Exercise goal
If a line in the data holds "START", copy that line out in full.

==============================

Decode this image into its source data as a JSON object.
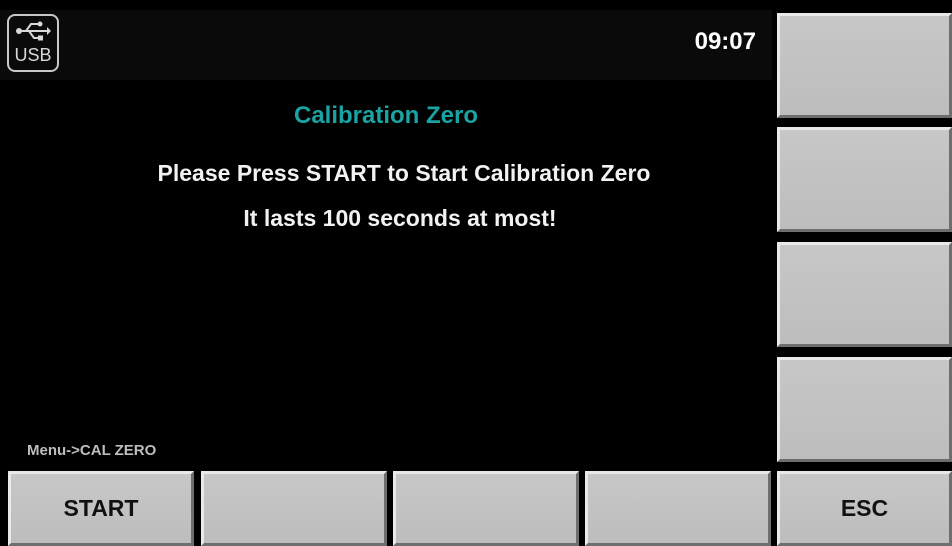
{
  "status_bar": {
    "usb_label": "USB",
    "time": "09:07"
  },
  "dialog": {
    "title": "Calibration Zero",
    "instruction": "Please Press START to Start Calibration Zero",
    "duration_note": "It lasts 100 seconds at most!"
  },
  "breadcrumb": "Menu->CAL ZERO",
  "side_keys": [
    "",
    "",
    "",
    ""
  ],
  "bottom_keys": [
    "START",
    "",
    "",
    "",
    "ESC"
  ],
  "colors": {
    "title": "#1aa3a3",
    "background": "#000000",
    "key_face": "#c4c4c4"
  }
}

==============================

Result of the exercise
    "instruction": "Please Press START to Start Calibration Zero",
    "START",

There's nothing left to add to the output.